  • http://www.nlm.nih.gov/nativevoices/exhibition/healing-ways/healingcommunities/native-games.html *This webpage discusses the healing properties associated with the practice of traditional Eskimo games. The webpage also provides links to other information about Native games and their relationship to subsistence in Eskimo cultures.
  • http://kotzpdweb.tripod.com/city/tradefair04.html  *This is a link to the schedule of events for the 2004 Trade Fair in Kotzebue. The relationship between the Trade Fair and the festival footage contained in Kotzebue 6 is not clear; however, the schedule of events bears a striking resemblance to the events that are filmed in Kotzebue 5 and 7. This schedule of events provides a basic outline of the kinds of activities shown (and not shown) in Kotzebue 5-7.
  • http://kotzpdweb.tripod.com/city/tradefair05.html  *This is a link to the schedule for the 2005 Trade Fair; another useful source for situating and defining the events outlined in Kotzebue 5-7.
  • http://library.uaf.edu/alaska-natives-film-project   *This is a link to another collection of films about Alaska Natives.
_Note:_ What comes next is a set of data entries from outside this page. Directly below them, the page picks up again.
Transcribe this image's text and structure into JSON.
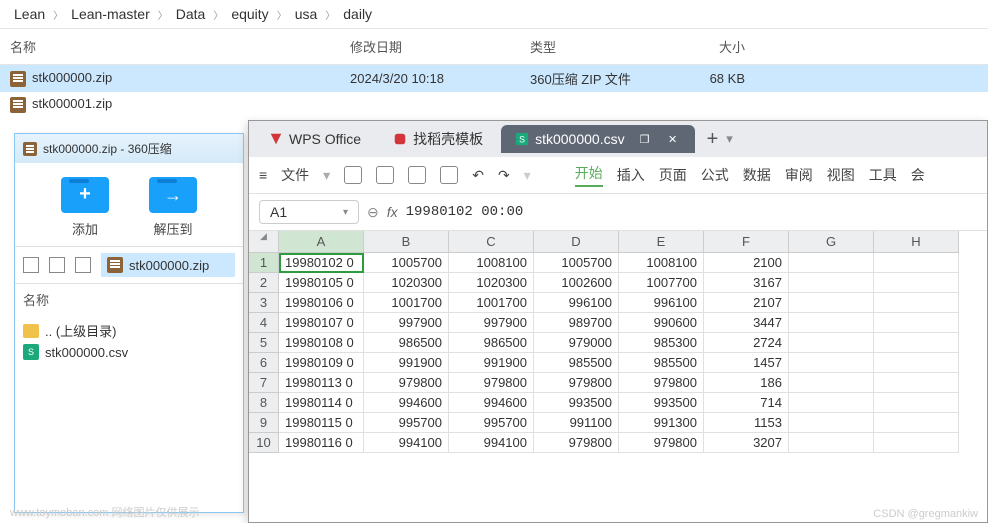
{
  "breadcrumb": [
    "Lean",
    "Lean-master",
    "Data",
    "equity",
    "usa",
    "daily"
  ],
  "explorer": {
    "headers": {
      "name": "名称",
      "date": "修改日期",
      "type": "类型",
      "size": "大小"
    },
    "rows": [
      {
        "name": "stk000000.zip",
        "date": "2024/3/20 10:18",
        "type": "360压缩 ZIP 文件",
        "size": "68 KB",
        "selected": true
      },
      {
        "name": "stk000001.zip",
        "date": "",
        "type": "",
        "size": "",
        "selected": false
      }
    ]
  },
  "archive": {
    "title": "stk000000.zip - 360压缩",
    "btn_add": "添加",
    "btn_extract": "解压到",
    "current_file": "stk000000.zip",
    "name_label": "名称",
    "updir": ".. (上级目录)",
    "items": [
      "stk000000.csv"
    ]
  },
  "wps": {
    "tab1": "WPS Office",
    "tab2": "找稻壳模板",
    "tab3": "stk000000.csv",
    "menu_file": "文件",
    "menus": [
      "开始",
      "插入",
      "页面",
      "公式",
      "数据",
      "审阅",
      "视图",
      "工具",
      "会"
    ],
    "cell_ref": "A1",
    "formula": "19980102 00:00",
    "columns": [
      "A",
      "B",
      "C",
      "D",
      "E",
      "F",
      "G",
      "H"
    ],
    "chart_data": {
      "type": "table",
      "columns": [
        "A",
        "B",
        "C",
        "D",
        "E",
        "F"
      ],
      "rows": [
        [
          "19980102 0",
          1005700,
          1008100,
          1005700,
          1008100,
          2100
        ],
        [
          "19980105 0",
          1020300,
          1020300,
          1002600,
          1007700,
          3167
        ],
        [
          "19980106 0",
          1001700,
          1001700,
          996100,
          996100,
          2107
        ],
        [
          "19980107 0",
          997900,
          997900,
          989700,
          990600,
          3447
        ],
        [
          "19980108 0",
          986500,
          986500,
          979000,
          985300,
          2724
        ],
        [
          "19980109 0",
          991900,
          991900,
          985500,
          985500,
          1457
        ],
        [
          "19980113 0",
          979800,
          979800,
          979800,
          979800,
          186
        ],
        [
          "19980114 0",
          994600,
          994600,
          993500,
          993500,
          714
        ],
        [
          "19980115 0",
          995700,
          995700,
          991100,
          991300,
          1153
        ],
        [
          "19980116 0",
          994100,
          994100,
          979800,
          979800,
          3207
        ]
      ]
    }
  },
  "watermark1": "www.toymoban.com  网络图片仅供展示",
  "watermark2": "CSDN @gregmankiw"
}
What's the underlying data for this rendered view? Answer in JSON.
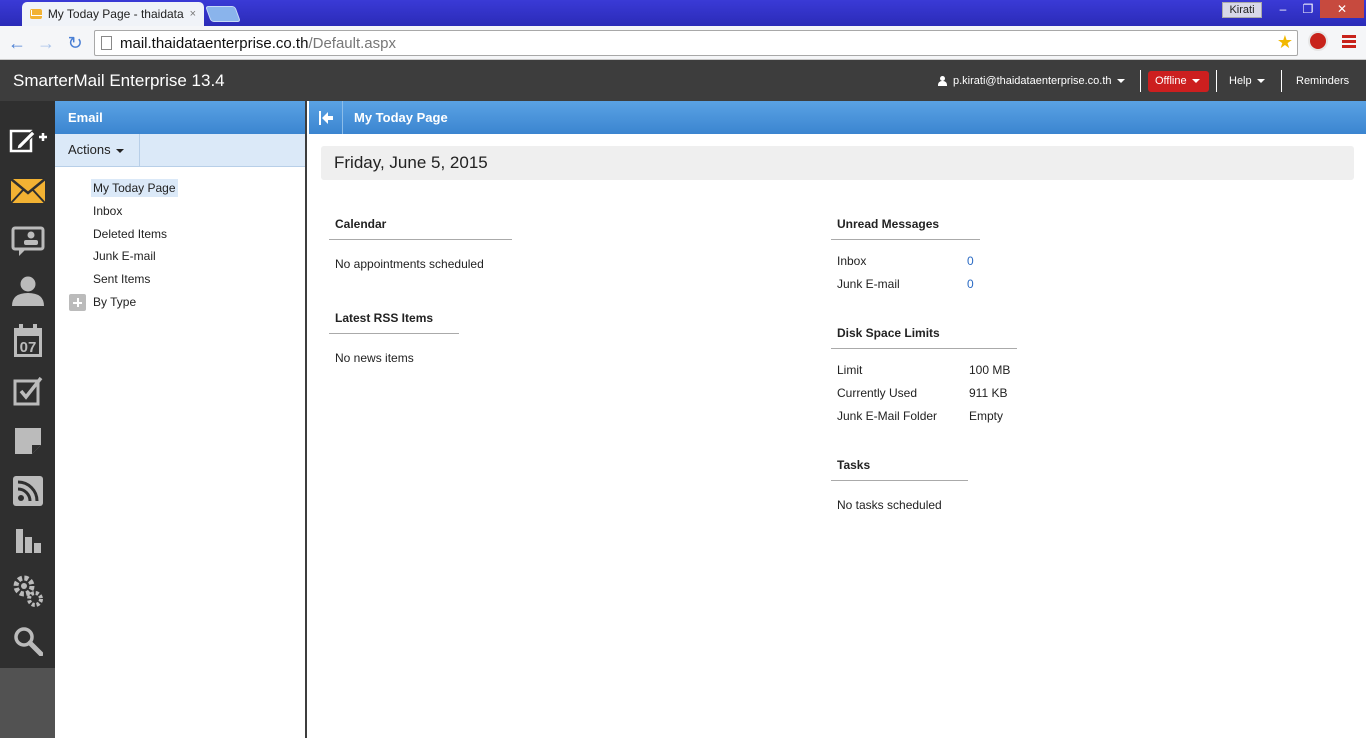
{
  "browser": {
    "tab_title": "My Today Page - thaidata",
    "tab_close": "×",
    "window_user": "Kirati",
    "win_minimize": "–",
    "win_restore": "❐",
    "win_close": "✕",
    "url_host": "mail.thaidataenterprise.co.th",
    "url_path": "/Default.aspx",
    "back_glyph": "←",
    "forward_glyph": "→",
    "reload_glyph": "↻",
    "star_glyph": "★"
  },
  "header": {
    "app_title": "SmarterMail Enterprise 13.4",
    "user_email": "p.kirati@thaidataenterprise.co.th",
    "status_label": "Offline",
    "help_label": "Help",
    "reminders_label": "Reminders"
  },
  "folder_panel": {
    "title": "Email",
    "actions_label": "Actions",
    "items": [
      {
        "label": "My Today Page"
      },
      {
        "label": "Inbox"
      },
      {
        "label": "Deleted Items"
      },
      {
        "label": "Junk E-mail"
      },
      {
        "label": "Sent Items"
      },
      {
        "label": "By Type"
      }
    ]
  },
  "main": {
    "title": "My Today Page",
    "date": "Friday, June 5, 2015",
    "calendar": {
      "title": "Calendar",
      "empty": "No appointments scheduled"
    },
    "rss": {
      "title": "Latest RSS Items",
      "empty": "No news items"
    },
    "unread": {
      "title": "Unread Messages",
      "rows": [
        {
          "label": "Inbox",
          "value": "0"
        },
        {
          "label": "Junk E-mail",
          "value": "0"
        }
      ]
    },
    "disk": {
      "title": "Disk Space Limits",
      "rows": [
        {
          "label": "Limit",
          "value": "100 MB"
        },
        {
          "label": "Currently Used",
          "value": "911 KB"
        },
        {
          "label": "Junk E-Mail Folder",
          "value": "Empty"
        }
      ]
    },
    "tasks": {
      "title": "Tasks",
      "empty": "No tasks scheduled"
    }
  },
  "colors": {
    "header_bg": "#3d3d3d",
    "panel_blue": "#4a93db",
    "offline_red": "#cc1f1f",
    "link_blue": "#2b6bc4"
  }
}
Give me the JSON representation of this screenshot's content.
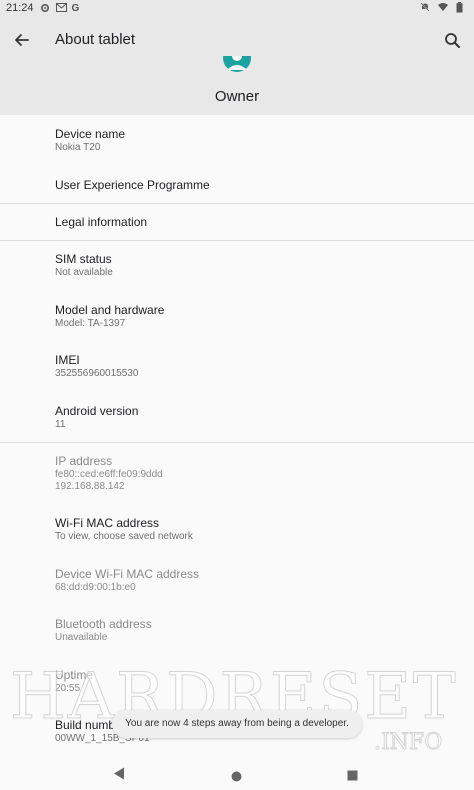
{
  "status_bar": {
    "time": "21:24",
    "left_icons": [
      "settings-icon",
      "mail-icon",
      "google-icon"
    ],
    "right_icons": [
      "notifications-off-icon",
      "wifi-icon",
      "battery-icon"
    ],
    "google_label": "G"
  },
  "toolbar": {
    "title": "About tablet",
    "back_icon": "arrow-back-icon",
    "search_icon": "search-icon"
  },
  "header": {
    "owner_name": "Owner"
  },
  "items": [
    {
      "title": "Device name",
      "subtitle": "Nokia T20"
    },
    {
      "title": "User Experience Programme",
      "subtitle": ""
    },
    {
      "title": "Legal information",
      "subtitle": ""
    },
    {
      "title": "SIM status",
      "subtitle": "Not available"
    },
    {
      "title": "Model and hardware",
      "subtitle": "Model: TA-1397"
    },
    {
      "title": "IMEI",
      "subtitle": "352556960015530"
    },
    {
      "title": "Android version",
      "subtitle": "11"
    },
    {
      "title": "IP address",
      "subtitle": "fe80::ced:e6ff:fe09:9ddd",
      "subtitle2": "192.168.88.142"
    },
    {
      "title": "Wi-Fi MAC address",
      "subtitle": "To view, choose saved network"
    },
    {
      "title": "Device Wi-Fi MAC address",
      "subtitle": "68:dd:d9:00:1b:e0"
    },
    {
      "title": "Bluetooth address",
      "subtitle": "Unavailable"
    },
    {
      "title": "Uptime",
      "subtitle": "20:55"
    },
    {
      "title": "Build number",
      "subtitle": "00WW_1_15B_SP01"
    }
  ],
  "toast": {
    "message": "You are now 4 steps away from being a developer."
  },
  "watermark": {
    "text": "HARDRESET",
    "sub": ".INFO"
  },
  "nav_bar": {
    "back_icon": "nav-back-icon",
    "home_icon": "nav-home-icon",
    "recents_icon": "nav-recents-icon"
  }
}
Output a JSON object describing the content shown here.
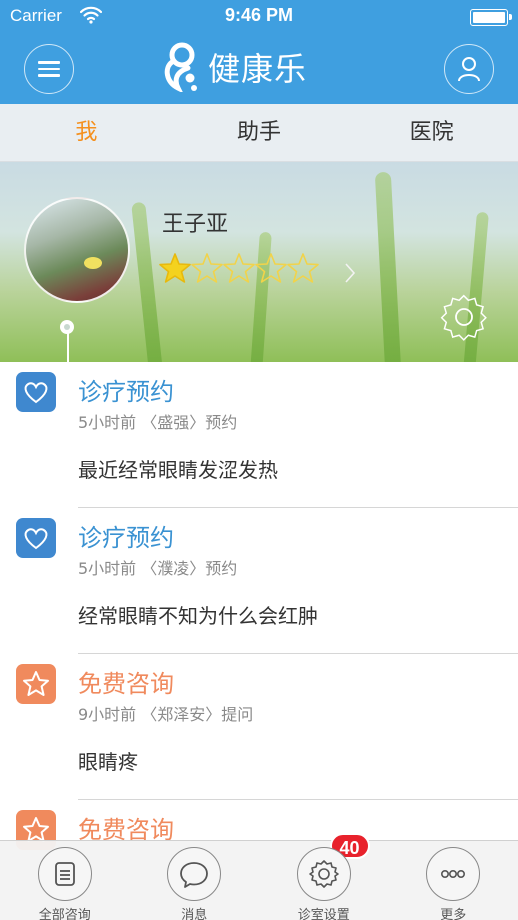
{
  "status_bar": {
    "carrier": "Carrier",
    "time": "9:46 PM"
  },
  "nav": {
    "title": "健康乐",
    "left_icon": "menu-icon",
    "right_icon": "user-icon"
  },
  "tabs": [
    {
      "label": "我",
      "active": true
    },
    {
      "label": "助手",
      "active": false
    },
    {
      "label": "医院",
      "active": false
    }
  ],
  "profile": {
    "name": "王子亚",
    "rating": 1,
    "rating_max": 5
  },
  "feed": [
    {
      "title": "诊疗预约",
      "meta": "5小时前 〈盛强〉预约",
      "content": "最近经常眼睛发涩发热",
      "icon": "heart-icon",
      "color": "#3f88cf",
      "title_color": "#3a92d2"
    },
    {
      "title": "诊疗预约",
      "meta": "5小时前 〈濮凌〉预约",
      "content": "经常眼睛不知为什么会红肿",
      "icon": "heart-icon",
      "color": "#3f88cf",
      "title_color": "#3a92d2"
    },
    {
      "title": "免费咨询",
      "meta": "9小时前 〈郑泽安〉提问",
      "content": "眼睛疼",
      "icon": "star-icon",
      "color": "#f08a5d",
      "title_color": "#f08a5d"
    },
    {
      "title": "免费咨询",
      "meta": "",
      "content": "",
      "icon": "star-icon",
      "color": "#f08a5d",
      "title_color": "#f08a5d"
    }
  ],
  "tabbar": [
    {
      "label": "全部咨询",
      "icon": "list-icon"
    },
    {
      "label": "消息",
      "icon": "message-icon",
      "badge": "40"
    },
    {
      "label": "诊室设置",
      "icon": "gear-icon"
    },
    {
      "label": "更多",
      "icon": "more-icon"
    }
  ],
  "colors": {
    "primary": "#3f9fe0",
    "active_tab": "#f5901e",
    "badge": "#e8222c"
  }
}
The collection is housed at the University of Alaska.
  • Smith, Velene Lucy. Kotzebue: A Modern Alaskan Eskimo Community. Ph.D. Thesis, Department of Anthropology, University of Utah, 1966.  http://content.lib.utah.edu/utils/getfile/collection/etd3/id/1809/filename/1810.pdf  *This thesis provides some interesting and useful anthropological claims and research about the people of Kotzebue. The information is fairly contemporary with the Kotzebue series of films, which were filmed in the 1970s and early 1980s. Although some of the information is dated by now, it is useful in terms of framing the Kotzebue films in their appropriate historical context. This source also provides a detailed map of the Kotzebue area, which is useful in terms of locating the region that is described throughout the Kotzebue series of films.
  • http://www.nativevillage.org/International%20Council%20of%2013%20INDIGENOUS%20GR/Each%20GR%20Home%20Page/Rita%20Pikta%20Blumenstein/WEIO2007.pdf     *This is a link to the 2007 newsletter and schedule of events for the World Eskimo Indian Olympics. It provides some beautiful photos of people competing in the games, including pictures of contestants attempting the high kick. There are also some articles that discuss the history of Eskimo games. The newsletter also provides descriptions of the different events.
  • www.boem.gov/BOEM-Newsroom/Library/Publications/.../88_0077.aspx  *This is link to a PDF that contains the Kotzebue Sociocultural Monitoring Study from 1988. Much like Smith's thesis, this document provides historical, economic, cultural, and political context for the Kotzebue series of films. This source provides context for the time shortly after the Kotzebue films were made, whereas Smith's thesis provides context for the time shortly before the films were made.

--Emily Thomas, 2013